The New Jersey Division of Consumer Affairs Bureau of Securities is responsible for registering and licensing investment adviser representatives (IAR) serving New Jersey state residents. All aspiring IARs must take either the North American Securities Administrators Association’s (NASAA’s) Uniform Investment Adviser Examination (Series 65 examination), or the FINRA General Securities Representative Examination (Series 7 examination) in combination with the NASAA Series 66 Uniform Combined State Law Examination. Exemptions may be granted on the basis of education, experience and training, or for applicants that hold certain professional designations: CFP (Certified Financial Planner), ChFC (Chartered Financial Consultant), PFS (Personal Financial Specialist), CFA (Chartered Financial Analyst), or CIC (Chartered Investment Counselor). Request a waiver by writing to the Bureau Chief, P.O. Box 47029, Newark, NJ 07101.

Investment advisory firms are located across New Jersey. These companies may be global, national or local in reach and include T. Rowe Price Investment Service in Paramus; UBS Financial Services in Jersey City and Weehawken; Harding Loevner LP in Somerville; Gilford Securities in Morristown; JP Morgan Chase in Summit and Colt’s Neck; and BCG Securities in Delran.

IARs with an entrepreneurial spirit often establish and license IA firms of their own through the New Jersey Bureau of Securities.

How to Obtain a Stockbroker License in New Jersey

Registered representatives must satisfy exam requirements to be licensed by the New Jersey Bureau of Securities. This involves passing the Series 7 examination. Exam waivers are granted to would-be registered representatives that have at least two years of securities experience and no history of regulatory problems.

Registered reps must also meet the continuing education requirements of the Financial Industry Regulatory Authority (FINRA). After holding a license in New Jersey for two years, registered reps must take the Regulatory Element computerized training program.
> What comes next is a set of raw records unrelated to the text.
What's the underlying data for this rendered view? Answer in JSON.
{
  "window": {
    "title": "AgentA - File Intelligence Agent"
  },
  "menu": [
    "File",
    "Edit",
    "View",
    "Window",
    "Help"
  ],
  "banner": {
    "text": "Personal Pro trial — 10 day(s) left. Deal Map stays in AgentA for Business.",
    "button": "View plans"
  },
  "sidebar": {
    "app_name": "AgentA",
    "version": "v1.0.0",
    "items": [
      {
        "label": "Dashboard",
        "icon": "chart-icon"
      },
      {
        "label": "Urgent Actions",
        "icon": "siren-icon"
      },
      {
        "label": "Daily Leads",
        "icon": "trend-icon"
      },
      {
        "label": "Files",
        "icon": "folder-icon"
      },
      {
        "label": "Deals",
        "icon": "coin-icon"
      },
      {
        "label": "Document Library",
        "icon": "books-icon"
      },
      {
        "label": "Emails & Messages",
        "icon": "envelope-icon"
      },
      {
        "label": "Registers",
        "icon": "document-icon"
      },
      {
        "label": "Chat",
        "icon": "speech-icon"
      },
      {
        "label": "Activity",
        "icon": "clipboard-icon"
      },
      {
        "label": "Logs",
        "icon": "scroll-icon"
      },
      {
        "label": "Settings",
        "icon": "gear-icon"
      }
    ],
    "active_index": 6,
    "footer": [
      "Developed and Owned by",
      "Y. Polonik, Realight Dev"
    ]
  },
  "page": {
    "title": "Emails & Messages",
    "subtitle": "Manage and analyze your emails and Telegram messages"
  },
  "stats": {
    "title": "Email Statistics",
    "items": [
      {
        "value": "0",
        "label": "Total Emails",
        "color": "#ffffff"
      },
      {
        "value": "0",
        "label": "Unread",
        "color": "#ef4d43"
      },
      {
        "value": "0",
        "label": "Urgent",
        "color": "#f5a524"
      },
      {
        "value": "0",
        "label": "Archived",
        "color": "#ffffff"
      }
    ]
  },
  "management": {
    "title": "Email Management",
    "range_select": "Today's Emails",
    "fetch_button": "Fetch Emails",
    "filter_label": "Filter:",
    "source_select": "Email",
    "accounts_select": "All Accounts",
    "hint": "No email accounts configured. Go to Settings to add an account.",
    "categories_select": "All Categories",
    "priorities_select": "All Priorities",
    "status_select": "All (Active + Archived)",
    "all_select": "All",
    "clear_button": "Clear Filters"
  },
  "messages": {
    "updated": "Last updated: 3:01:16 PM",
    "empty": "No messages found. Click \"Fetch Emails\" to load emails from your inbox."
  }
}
Once every three years after that, registered reps will take the current version of the program, as it updates regulatory to reflect regulatory changes and market trends. Firms are also obligated to provide annual Firm Element training to their agents based on the assessed needs of the firm. This typically involves training related to sales skills and product knowledge.

How to Obtain a License to Sell Life Insurance and Fixed Annuities in New Jersey

The New Jersey Department of Banking and Insurance is responsible for licensing life insurance producers who often offer financial planning services by selling annuities. Twenty hours of pre-licensing education must be completed, with courses chosen from New Jersey’s approved education providers. Pre-licensing education will end with taking the New Jersey insurance examination, which is administered through the third-party exam administration firm, PSI Online. The life producer examination lasts 210 minutes and may be taken online from home at a cost of $47.

New Jersey’s insurance licensing period is currently four years, but will soon be transitioning to a two-year cycle. For those on the four-year cycle, 48 credits of continuing education must be taken every four years for license renewal. On the two-year cycle, credits are reduced to 24 every two years.

Insurance producers involved in the sale of variable annuities must become licensed through both the New Jersey Department of Banking & Insurance, and the Bureau of Securities. This involves taking the insurance exam as well as NASAA’s Series 6 Investment Company Products/Variable Contracts Limited Representative Exam or the Series 7 General Securities Representative Exam. Continuing education requirements of both FINRA and the Department of Banking and Insurance must be met in order to keep these licenses valid.